The first part of solving a problem is admitting you have one. If we don't think race is a problem, we will never solve it. If we don't think police sometimes have a bias, we will let them continue with that bias.
But, this also: If we don't think we sometimes falsely accuse the police of bias, there will be no stopping the false accusations.
For starters, I think each one of us should consider how we are biased. It is natural to like those who come from our groups. If we are from Idaho, we might identify with and speak fondly of Idahoans. Even so, if we are black people, we often identify with black people. Natural enough, right? And, it is the same with white people, right?

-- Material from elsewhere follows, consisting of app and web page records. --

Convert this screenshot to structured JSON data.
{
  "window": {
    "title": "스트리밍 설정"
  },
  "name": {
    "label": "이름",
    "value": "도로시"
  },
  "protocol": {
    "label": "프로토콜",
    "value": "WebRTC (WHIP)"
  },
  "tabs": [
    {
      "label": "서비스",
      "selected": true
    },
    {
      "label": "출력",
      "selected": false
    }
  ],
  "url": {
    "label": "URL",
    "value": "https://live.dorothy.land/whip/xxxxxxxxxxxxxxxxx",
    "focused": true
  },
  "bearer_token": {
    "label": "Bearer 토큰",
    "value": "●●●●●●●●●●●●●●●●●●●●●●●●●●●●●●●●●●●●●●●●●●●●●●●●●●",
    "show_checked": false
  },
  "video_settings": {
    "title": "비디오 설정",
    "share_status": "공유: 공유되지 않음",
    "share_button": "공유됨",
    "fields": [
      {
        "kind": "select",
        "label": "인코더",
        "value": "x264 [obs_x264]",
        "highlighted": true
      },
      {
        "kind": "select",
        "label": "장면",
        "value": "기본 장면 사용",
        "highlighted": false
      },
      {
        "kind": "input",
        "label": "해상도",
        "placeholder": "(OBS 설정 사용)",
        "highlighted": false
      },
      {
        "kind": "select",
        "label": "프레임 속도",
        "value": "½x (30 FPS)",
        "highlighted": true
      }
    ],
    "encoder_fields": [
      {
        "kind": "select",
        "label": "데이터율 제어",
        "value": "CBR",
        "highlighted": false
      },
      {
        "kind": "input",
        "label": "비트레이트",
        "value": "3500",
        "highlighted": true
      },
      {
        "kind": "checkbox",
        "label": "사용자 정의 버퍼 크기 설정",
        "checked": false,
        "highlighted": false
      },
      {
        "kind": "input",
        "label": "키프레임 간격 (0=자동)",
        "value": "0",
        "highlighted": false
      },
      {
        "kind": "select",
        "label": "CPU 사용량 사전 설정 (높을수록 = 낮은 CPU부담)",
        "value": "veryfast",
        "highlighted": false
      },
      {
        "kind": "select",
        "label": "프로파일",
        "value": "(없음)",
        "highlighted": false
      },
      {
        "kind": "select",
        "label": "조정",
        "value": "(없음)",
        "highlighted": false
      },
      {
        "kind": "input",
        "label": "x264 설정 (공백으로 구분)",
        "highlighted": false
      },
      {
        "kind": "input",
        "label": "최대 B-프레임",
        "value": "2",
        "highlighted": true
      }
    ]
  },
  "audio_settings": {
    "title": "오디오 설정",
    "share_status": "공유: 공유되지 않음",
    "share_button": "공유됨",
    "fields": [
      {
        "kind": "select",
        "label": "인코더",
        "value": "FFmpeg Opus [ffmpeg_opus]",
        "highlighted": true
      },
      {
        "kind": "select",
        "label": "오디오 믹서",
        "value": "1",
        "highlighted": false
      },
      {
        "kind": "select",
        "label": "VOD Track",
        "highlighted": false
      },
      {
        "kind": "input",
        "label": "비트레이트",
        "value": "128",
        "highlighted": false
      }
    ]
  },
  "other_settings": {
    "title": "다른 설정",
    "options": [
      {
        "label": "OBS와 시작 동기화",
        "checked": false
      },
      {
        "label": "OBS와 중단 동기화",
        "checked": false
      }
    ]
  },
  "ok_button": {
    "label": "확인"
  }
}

Mitt Romney ran for president four years ago. His being a member of my church certainly was a factor in my deciding who I would vote for.
Supporting our own is not wrong.
But --here's the trick -- condemning and disliking those who are not our own is wrong. If they do nothing to warrant our dislike, then it is wrong for us to dislike them. That is when the word "discrimination" locks in.
So, if we are to solve racism, the first steps include:
(1.) Recognizing that we tend to pool with those who are like us. This does not need to be seen as a bad thing. Feeling an affinity for those like ourselves does not need to be a negative.
(2.) Recognizing that it is wrong to dislike or condemn or find fault with those who are not in our group simply because they are not in our group.
(3.) Recognizing that it is possible for some police to be biased and to hurt or kill those who are of different races. And, to recognize not only that it is possible, but that it does, in fact, happen.
(4.) Recognizing that some accusations of racism are false, and that not only are they false, but they are harmful and damaging.
If we were to want to solve our race problem, we could begin by hammering out this message, by sharing the four above points with each other. If we could get all Americans to consider these points, and to see that they are true, we would be started on the road to success in solving our race problem. And, while it is clear we can't get all Americans to consider the points, the more people who signed on to recognizing these four things, the further we would be along the path of solving our racial divide.
It is said that the first steps of repentance including recognizing the fault, and confessing it. It is no difference with a nation than it is with a person. So, if we are serious, as a nation, about solving our racial divide -- and we ought to be -- then we should push to get as many people as possible to recognize and confess to the problem.